Yoga hasn’t been the only game changer for Archer, according to Hall.
As an academically bright student, he is a three-time selection to the ACC’s Academic Honor Roll in his pursuit of a degree in business administration, Archer was smart enough to realize there was another life change he needed to make in order to maximize his comeback potential.
“He’s very diligent with his diet,” Hall said. “A lot of our guys kind of live in the same apartment complex. My son Colin, who’s a junior, lives in the same apartment complex. So we were dropping something off for Colin one day and here comes Andy walking through the parking lot with a bunch of bags from Trader Joe’s. He made the comment, ‘I’m trying to eat real healthy. I’m dedicated to it. Look at all the stuff I bought at Trader Joe’s.’ I think that’s one small example of the length he’s going to just to try to be the best he can be.
“But the biggest area that he’s grown in is just his mental toughness and being able to kind of let bad things that are going to happen in a game when you’re a starting pitcher — let them go and kind of just stay in the moment and figure out, ‘OK, what do I need to do to get out of this.’ I’ve seen the most growth in him is probably from … January (until) now. I think he just kind of put it all together.”
Archer has put together enough of a season to give himself plenty of options for the future.
While he is about to graduate in May, he does have the flexibility to see if he gets selected in this summer’s Major League Baseball First-Year Player Draft or to perhaps go to graduate school and perhaps return to Tech for one more college season.
Whatever he decides, he has already created many positive memories that he didn’t necessarily expect, but that he will never forget.
“I’ve always had dreams of playing professional baseball, even when I joined Georgia Tech’s team as a walk-on,” Archer said. “That was always something I’ve wanted to do. So I think that now, the fact I’m … closer to achieving that dream now, maybe than I’ve ever been, but I’ve got the flexibility to where if it doesn’t work out for whatever reason, then I can come back and play another year (of college ball). So I figure (they’re) two very good options.
“Just how much fun I’m having (is what he’ll remember most). I missed so much the competition because of the injury and then COVID, it seems like I haven’t really played baseball for two years. So right now, I’m having the absolute best time every single Saturday just going out … competing with my boys in the white and gold.
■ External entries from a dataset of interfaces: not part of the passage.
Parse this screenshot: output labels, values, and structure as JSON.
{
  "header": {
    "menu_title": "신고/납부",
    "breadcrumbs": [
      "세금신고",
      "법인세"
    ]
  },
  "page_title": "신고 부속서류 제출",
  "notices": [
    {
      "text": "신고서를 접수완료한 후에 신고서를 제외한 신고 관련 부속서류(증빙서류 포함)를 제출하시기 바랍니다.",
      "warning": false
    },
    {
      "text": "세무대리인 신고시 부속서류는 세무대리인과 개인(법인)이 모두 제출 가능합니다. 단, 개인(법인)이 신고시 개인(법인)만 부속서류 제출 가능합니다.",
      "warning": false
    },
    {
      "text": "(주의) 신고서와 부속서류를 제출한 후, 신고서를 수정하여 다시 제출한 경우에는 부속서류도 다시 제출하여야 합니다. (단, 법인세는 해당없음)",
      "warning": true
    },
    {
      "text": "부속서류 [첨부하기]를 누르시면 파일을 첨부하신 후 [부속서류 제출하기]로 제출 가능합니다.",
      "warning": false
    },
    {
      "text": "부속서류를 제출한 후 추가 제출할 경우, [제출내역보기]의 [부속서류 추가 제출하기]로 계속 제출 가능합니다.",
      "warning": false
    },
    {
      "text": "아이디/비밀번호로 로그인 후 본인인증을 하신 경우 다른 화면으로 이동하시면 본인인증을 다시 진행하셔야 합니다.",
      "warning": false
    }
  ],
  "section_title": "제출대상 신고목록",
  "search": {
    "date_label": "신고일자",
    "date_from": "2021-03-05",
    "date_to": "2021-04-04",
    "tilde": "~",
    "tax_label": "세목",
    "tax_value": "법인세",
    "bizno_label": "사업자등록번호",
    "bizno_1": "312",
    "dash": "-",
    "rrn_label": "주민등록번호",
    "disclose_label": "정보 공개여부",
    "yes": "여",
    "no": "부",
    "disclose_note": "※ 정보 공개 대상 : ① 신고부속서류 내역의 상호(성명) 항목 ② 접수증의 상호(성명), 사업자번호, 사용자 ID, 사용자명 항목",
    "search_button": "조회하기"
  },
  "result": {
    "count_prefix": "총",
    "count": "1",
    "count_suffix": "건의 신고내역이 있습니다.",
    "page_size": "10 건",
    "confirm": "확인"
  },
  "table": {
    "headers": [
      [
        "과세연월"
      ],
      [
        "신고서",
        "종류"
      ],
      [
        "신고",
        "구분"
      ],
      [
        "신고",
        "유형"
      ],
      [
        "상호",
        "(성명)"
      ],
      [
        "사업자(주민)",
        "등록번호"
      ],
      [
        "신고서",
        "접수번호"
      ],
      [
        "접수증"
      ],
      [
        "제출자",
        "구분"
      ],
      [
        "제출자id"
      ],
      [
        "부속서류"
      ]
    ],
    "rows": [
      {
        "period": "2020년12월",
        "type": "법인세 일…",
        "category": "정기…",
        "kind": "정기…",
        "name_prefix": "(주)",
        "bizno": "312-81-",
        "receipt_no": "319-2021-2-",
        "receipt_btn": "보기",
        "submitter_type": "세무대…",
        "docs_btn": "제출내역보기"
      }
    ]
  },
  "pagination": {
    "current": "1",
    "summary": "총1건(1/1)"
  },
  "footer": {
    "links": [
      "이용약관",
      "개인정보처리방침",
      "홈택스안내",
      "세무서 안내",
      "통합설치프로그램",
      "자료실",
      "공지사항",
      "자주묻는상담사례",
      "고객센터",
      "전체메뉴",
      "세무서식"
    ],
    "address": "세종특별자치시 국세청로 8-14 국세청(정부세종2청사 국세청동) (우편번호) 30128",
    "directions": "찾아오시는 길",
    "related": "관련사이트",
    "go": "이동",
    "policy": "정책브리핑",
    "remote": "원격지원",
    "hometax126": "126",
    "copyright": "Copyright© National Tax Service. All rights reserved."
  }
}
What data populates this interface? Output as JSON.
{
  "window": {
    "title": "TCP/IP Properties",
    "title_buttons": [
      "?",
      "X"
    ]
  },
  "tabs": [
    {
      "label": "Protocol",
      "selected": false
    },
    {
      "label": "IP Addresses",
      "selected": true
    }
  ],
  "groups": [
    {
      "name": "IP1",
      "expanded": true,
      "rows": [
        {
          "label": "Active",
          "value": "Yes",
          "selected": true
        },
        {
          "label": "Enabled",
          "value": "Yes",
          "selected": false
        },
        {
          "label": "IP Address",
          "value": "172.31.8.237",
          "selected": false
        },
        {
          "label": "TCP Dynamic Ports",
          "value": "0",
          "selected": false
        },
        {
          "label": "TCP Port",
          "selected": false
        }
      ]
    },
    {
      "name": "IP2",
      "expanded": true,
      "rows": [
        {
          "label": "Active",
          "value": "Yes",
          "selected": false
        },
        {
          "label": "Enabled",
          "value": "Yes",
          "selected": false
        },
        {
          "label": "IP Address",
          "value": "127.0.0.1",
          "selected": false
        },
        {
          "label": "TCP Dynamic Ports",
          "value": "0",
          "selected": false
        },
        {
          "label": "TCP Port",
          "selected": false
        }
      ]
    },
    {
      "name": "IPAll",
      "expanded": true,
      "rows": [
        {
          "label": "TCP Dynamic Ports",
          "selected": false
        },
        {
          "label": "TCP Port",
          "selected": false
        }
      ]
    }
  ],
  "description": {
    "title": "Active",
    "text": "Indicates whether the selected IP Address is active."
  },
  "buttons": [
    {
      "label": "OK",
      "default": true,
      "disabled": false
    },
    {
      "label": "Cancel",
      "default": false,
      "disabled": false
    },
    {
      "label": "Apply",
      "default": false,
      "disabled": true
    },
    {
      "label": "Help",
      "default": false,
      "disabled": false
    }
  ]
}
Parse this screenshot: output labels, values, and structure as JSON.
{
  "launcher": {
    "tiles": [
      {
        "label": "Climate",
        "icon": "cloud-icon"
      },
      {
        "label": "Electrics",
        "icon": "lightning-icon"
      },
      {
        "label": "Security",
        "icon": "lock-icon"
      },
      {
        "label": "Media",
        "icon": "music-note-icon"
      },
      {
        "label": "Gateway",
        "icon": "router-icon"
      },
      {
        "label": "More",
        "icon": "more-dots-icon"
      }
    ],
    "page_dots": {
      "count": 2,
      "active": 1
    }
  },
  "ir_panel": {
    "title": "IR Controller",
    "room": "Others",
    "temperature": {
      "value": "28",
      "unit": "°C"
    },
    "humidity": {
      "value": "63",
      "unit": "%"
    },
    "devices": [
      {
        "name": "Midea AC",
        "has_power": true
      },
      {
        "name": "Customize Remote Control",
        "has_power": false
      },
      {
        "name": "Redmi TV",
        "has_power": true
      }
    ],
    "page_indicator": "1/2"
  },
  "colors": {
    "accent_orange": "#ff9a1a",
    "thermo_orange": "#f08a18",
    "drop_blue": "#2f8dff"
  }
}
I’ve become really close with a lot of new guys on the team this year. I can’t say enough good things about how the defense has played behind me.”